At a press conference to release the report, Secretary of State John Kerry called the annual publication “a demonstration of the abiding commitment of the American people and the entire U.S. government to the advancement of freedom of religion worldwide.”
“It’s been at the center of our very identity since the Pilgrims fled religious persecution and landed in my home state of Massachusetts,” he added, proceeding to go into detail about accused witches being burned at the Salem trials.
“I am making certain and I will continue to that religious freedom remains an integral part of our global diplomatic engagement. The release of this report is an important part of those efforts,” Kerry said, adding that “when necessary, yes, it does directly shine a light in a way that makes some countries, even some of our friends, uncomfortable. But it does so in order to try to make progress.”

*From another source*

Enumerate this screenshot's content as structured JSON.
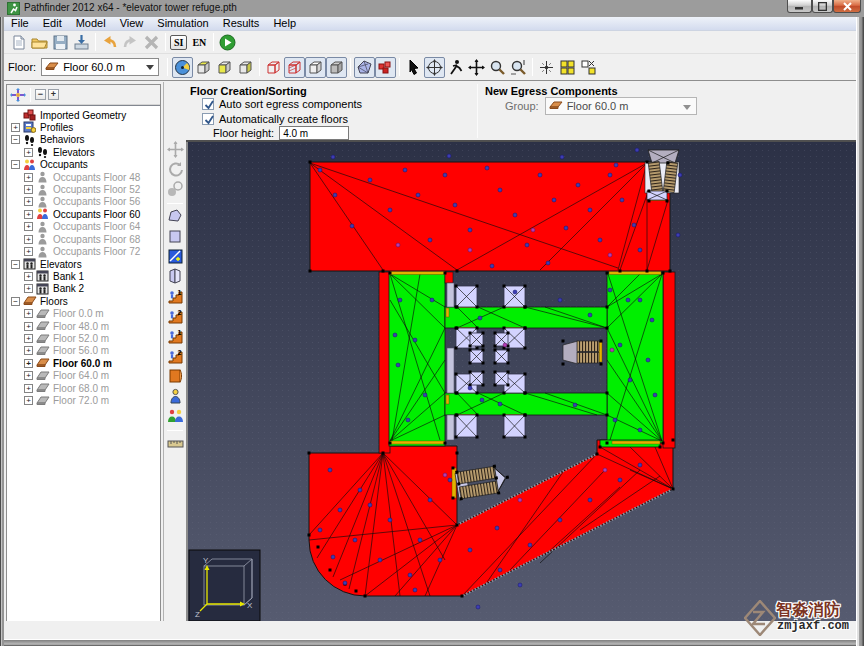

Turkmenistan was newly added to the State Department’s list of countries of particular concern, due to “reports that people in Turkmenistan are detained, beaten, and tortured because of their religious beliefs.”
“The government of Turkmenistan has passed religious laws that prohibit people from wearing religious attire in public places. Or they’d impose fines for distributing religious literature. And the authorities continue to arrest and imprison Jehovah’s witnesses who are conscientious objectors to military service,” Kerry said.
“I want to emphasize this effort isn’t about naming countries to lists in order to make us feel somehow that we’ve spoken the truth… That’s why we’re committed to working with governments as partners to help them ensure full respect for the human rights of all of their citizens. And when 75 percent of the world’s population still lives in countries that don’t respect religious freedoms, let me tell you, we have a long journey ahead of us.”
Kerry singled out North Korea for “its absolute and brutal repression of religious activity,” but didn’t mention Christian missionary and American prisoner Kenneth Bae.
He did mention “U.S.-Iranian citizen pastor Saeed Abedini,” held “simply because of his religious beliefs.”
“We will continue to call for his release, and we will continue to work for it,” Kerry said of the Idaho Christian who’s been held by Tehran since 2012.
The secretary called out Russia for “a succession of evermore punitive laws against what they call extremism to justify crude measures against people of faith,” persecution of Christians, Tibetan Buddhists and Uighur Muslims by China, and displacement of Rohingya Muslims in Burma.
“Around the world, repressive governments and extremist groups have been crystal clear about what they stand against. So we have to be equally clear about what we must stand for. We stand for greater freedom, greater tolerance, greater respect for rights of freedom of expression and freedom of conscience,” Kerry said.
“With this report, I emphasize, we are not arrogantly telling people what to believe. We’re not telling people how they have to live every day. We’re asking for the universal value of tolerance of the ability of people to have a respect for their own individuality and their own choices,” he continued. “We are asserting a universal principle for tolerance. The Abrahamic faiths, Christianity, Judaism, and Islam, have to find new meaning in the old notion of our shared descent. What really is our common inheritance? What does it mean to be brothers and sisters and to express our beliefs in mutual tolerance and understanding? Answering those questions is our mission today.”